The recommended method is to use a clean washcloth dipped in hot water, but you could also use a clean handkerchief or paper towel that has been heated under a direct flame. Simply apply this to your lips and hold it there for a few minutes before repeating again if you feel the need to do so.
-Keep your lips hydrated.
Fever blister sores are caused by the herpes simplex virus and it is this virus that causes all of the damage to your lips. Keeping them hydrated will help with the healing process and reduce any pain or discomfort that you might be feeling. You can use an over-the-counter product, but many people swear by pure aloe Vera juice as an effective way to keep their fever blister sores moist and well-hydrated.
Just remember not to touch your lips with anything as this will just spread the infection even more quickly, so if you do have a fever blister then be sure to keep all items out of reach in sealed containers.
-Use a cold compress.
You can use ice wrapped in a clean cloth or paper towel to cool down your fever blister sores. This will help to ease any pain you may have and reduce the swelling. Be sure not to leave it on too long, though, as too much cold can actually cause some skin damage that won’t go away.
-Drink plenty of water.
Keeping hydrated is an important part of the healing process and you will want to be sure that you are drinking plenty of water while you have a fever blister infection so that your lips are well-hydrated at all times during this process.
-Get plenty of sleep.
The healing process is going to take awhile and it’s going to be a lot easier for your body to heal if you are well-rested. So be sure that you are getting plenty of sleep and are able to relax during this time so that your body can do all the work for you.
High levels of stress can actually aggravate your fever blister sores and make them much more painful than they need to be. If possible, steer clear of stressful situations until the outbreak has completely healed as this will only make things worse in the end.
-Use a mouthwash.
This will help to kill the bacteria that causes fever blister sores and is another way to keep your lips well-hydrated.
-Use an over-the-counter pain reliever.
If you need some help with the pain and swelling, then consider using aspirin or ibuprofen as a method of pain relief. Just remember that these medications can be addictive if used in large amounts, so be sure not to overdo it and end up in an even worse situation than you were before you started taking them.
-Don’t pick at your fever blister sores.
If you experience a fever blister outbreak on your lips, then don’t pick at or wipe away any of it. This will only make things worse and encourage the virus to spread faster than they already are.
How long will it take to cure a fever blister?
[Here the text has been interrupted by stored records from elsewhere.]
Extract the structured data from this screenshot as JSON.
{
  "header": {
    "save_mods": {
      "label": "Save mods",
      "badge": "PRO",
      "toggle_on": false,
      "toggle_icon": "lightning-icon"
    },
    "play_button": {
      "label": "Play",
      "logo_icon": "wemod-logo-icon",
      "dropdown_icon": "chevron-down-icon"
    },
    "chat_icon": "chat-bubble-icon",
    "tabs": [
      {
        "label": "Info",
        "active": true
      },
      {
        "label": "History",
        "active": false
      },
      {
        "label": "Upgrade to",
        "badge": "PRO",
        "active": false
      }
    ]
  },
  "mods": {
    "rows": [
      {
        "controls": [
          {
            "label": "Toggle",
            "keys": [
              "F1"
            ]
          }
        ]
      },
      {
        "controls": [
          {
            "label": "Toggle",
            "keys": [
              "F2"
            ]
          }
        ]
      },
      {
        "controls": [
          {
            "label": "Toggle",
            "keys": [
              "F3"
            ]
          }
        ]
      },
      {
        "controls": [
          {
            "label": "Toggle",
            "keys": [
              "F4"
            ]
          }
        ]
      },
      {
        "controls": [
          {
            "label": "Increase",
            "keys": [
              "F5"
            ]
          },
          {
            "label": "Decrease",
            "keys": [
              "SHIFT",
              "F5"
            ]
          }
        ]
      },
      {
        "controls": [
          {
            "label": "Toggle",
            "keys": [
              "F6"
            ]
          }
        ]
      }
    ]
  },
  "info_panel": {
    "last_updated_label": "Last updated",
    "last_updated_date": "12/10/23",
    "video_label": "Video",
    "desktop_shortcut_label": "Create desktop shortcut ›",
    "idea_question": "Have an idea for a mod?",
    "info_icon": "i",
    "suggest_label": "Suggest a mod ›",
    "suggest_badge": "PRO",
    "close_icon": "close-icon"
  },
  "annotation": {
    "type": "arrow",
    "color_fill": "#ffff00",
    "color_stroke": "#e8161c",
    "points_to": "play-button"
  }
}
A fever blister infection typically takes around one week to clear up completely. Because of this, it is important that you don’t let your body become dehydrated and that you are providing plenty of hydration while you’re healing process is underway. Your lips should start feeling better after just a few days and after around two weeks the sores should be completely gone.
FAQs a bout fever blister
1) What are the symptoms of fever blister?
-It is white spot in lip, very painful, blisters break and then crust over, pain can be mild to severe, fever blister sores heal in 2-3 weeks.
2) When you will get fever blister?
–You can get it when you have fever or stress. It is also possible to be infected with this disease by someone. If you have touched his sore with your mouth, then you can get this disease.
3) How to get rid of fever blister?
–It can be cured by taking pain reliever, by using cold compress, hydrated food and drink, and regular sleep.
4) How often you will get fever blister?
–Fever blister is common in children, teenagers, and adults. It is not a big problem, but it is a very annoying disease. You can avoid it if you use good hygiene. If you have fever blister then avoid touching some things with your lips so that it does not spread to other areas of your body. Wash your hands carefully after touching any things with your lips to prevent spreading the disease. Drink plenty of water every day to keep hydrated.
Please keep in mind that I am not a doctor, and anything in this article should not be taken as a medical advice.